how content delegation and web-standards compliancy are reflected in your site stats

What does it take to be successful on the Web? The answer to that is simple and yet not so simple: Provide relevant information. Make it easy to discover... >>> Read the rest of this guest article on Dr. Terry Etherton's blog at blogs.das.psu.edu/tetherton .

migrating your site to plone

The following presentation, "Migrating Your Site to Plone" was given at the Penn State Web Conference on June 9, 2008. You may view a screencast of the presentation slides accompanied by audio of the speakers, or just listen to the audio. ::: view the slides p la y the screencast listen to the podcast s ubscribe

an example proposal for adopting plone

Frequently, potential adopters of Plone at universities tell me that they have a difficult time convincing administration within their organizations that Plone -- or any open-source content management system, for that matter -- is worth the investment of time and effort. Or in the case of Penn State's WebLion services , any consulting fees that may be involved. This proposal is loosely based on what I wrote for my own shop. However, I am fortunate to work in a highly clueful department . Making the case for adopting an open-source enterprise-level content management system was not an arduous task. With that in mind, I'm sharing the following example proposal for adopting Plone at the university department level. If you are striving to convince your organization to adopt Plone, feel free to make use of any part of this material for your own justification. In this example, the department currently maintains a home-grown content management system based on proprietary tools

replicate, replicate, replicate

Aside from the usual reasons why it's silly to duplicate static content from Web page to Web page, here is yet another: If your Web site has content copied and pasted from one page to another, it is very likely that Google is filtering out some or all of the involved Web pages from search results. The reason: The Google search engine does its best to optimize user experience by returning unique content. Because no one wants search results listing page after page of the same stuff. always crashing in the same car: recurring mistakes and misuses of the web Higher Education and other organizational Web sites tend to needlessly replicate content.

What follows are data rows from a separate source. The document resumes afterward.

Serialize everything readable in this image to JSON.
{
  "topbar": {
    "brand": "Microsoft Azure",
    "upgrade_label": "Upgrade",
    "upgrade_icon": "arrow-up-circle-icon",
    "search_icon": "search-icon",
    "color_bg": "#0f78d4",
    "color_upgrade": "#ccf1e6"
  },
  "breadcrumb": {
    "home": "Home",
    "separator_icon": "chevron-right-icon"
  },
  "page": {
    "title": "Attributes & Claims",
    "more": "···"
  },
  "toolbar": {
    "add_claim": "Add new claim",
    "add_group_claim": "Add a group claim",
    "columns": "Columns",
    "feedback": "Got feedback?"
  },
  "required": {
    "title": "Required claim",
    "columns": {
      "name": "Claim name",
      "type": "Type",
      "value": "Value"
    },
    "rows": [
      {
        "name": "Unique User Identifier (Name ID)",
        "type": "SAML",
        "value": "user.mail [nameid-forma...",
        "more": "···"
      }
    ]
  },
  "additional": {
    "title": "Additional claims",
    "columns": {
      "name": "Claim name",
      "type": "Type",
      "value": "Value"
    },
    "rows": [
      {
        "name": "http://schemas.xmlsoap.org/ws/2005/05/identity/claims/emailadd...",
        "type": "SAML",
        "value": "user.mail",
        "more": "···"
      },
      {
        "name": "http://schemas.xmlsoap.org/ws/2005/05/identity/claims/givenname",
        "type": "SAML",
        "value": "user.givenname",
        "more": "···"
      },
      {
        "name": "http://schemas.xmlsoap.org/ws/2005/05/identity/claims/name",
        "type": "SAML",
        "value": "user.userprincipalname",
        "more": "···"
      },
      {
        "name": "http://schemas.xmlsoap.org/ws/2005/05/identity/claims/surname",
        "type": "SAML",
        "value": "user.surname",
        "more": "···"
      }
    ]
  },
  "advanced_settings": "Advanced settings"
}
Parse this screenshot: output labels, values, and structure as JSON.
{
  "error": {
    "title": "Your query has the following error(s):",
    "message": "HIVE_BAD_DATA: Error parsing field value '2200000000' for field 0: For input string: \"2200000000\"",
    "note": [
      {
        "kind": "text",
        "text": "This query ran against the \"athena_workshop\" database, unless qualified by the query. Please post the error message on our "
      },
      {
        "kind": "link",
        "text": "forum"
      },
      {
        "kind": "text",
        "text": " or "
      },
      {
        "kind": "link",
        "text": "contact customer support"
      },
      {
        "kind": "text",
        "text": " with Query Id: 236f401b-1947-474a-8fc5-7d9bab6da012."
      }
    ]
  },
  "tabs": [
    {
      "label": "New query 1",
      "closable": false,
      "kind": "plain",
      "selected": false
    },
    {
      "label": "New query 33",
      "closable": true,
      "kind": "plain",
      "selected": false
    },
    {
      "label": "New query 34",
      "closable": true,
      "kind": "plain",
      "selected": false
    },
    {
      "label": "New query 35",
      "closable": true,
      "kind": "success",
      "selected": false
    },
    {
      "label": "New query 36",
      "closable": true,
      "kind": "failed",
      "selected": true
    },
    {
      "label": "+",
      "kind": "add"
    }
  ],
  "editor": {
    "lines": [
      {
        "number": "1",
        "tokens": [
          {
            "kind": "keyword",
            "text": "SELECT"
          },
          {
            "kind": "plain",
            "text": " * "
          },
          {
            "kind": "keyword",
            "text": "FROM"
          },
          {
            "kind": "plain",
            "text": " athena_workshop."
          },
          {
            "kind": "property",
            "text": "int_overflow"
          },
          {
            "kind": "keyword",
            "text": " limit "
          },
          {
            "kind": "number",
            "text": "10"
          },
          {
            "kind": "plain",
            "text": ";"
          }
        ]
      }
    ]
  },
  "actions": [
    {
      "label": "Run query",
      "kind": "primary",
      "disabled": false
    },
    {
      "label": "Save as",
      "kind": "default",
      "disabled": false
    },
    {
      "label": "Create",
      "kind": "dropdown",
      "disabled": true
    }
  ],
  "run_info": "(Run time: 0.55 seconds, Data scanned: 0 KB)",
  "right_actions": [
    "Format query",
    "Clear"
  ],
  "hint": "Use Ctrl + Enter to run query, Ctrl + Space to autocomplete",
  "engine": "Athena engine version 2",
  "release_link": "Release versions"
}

This happens perhaps most frequently when information is repurposed as marketing material. The same content ends up appearing at its original source as well as at one or two marketing pages. Unfortunately, if this marketing material resides above the core content in the site hierarchy - and it usually does - it can end up replacing the c

the user feedback myth

Soliciting Web site user feedback. Posting online surveys. E-mailing listservs. Pulling together focus groups. Is this the long and the short of the plan for guaging the effectiveness of your Web site? If so, you will be rewarded with a wide scattershot of commentary, much of which is neither accurate nor usable. always crashing in the same car: recurring mistakes and misuses of the web In fact, implementing this ilk of "user feedback" can be detrimental to your site's health. Think about it. If you were overseeing the construction a classroom building, would you conduct focus groups and surveys to determine what materials should be used, where the doors and stairways should go, how strong the load-bearing walls should be? No? You would rely on qualified architects? Then why on earth would you open the door for individuals who have no understanding of how the Web works to step in and have a direct hand in your site design? When this type of free-form user feedback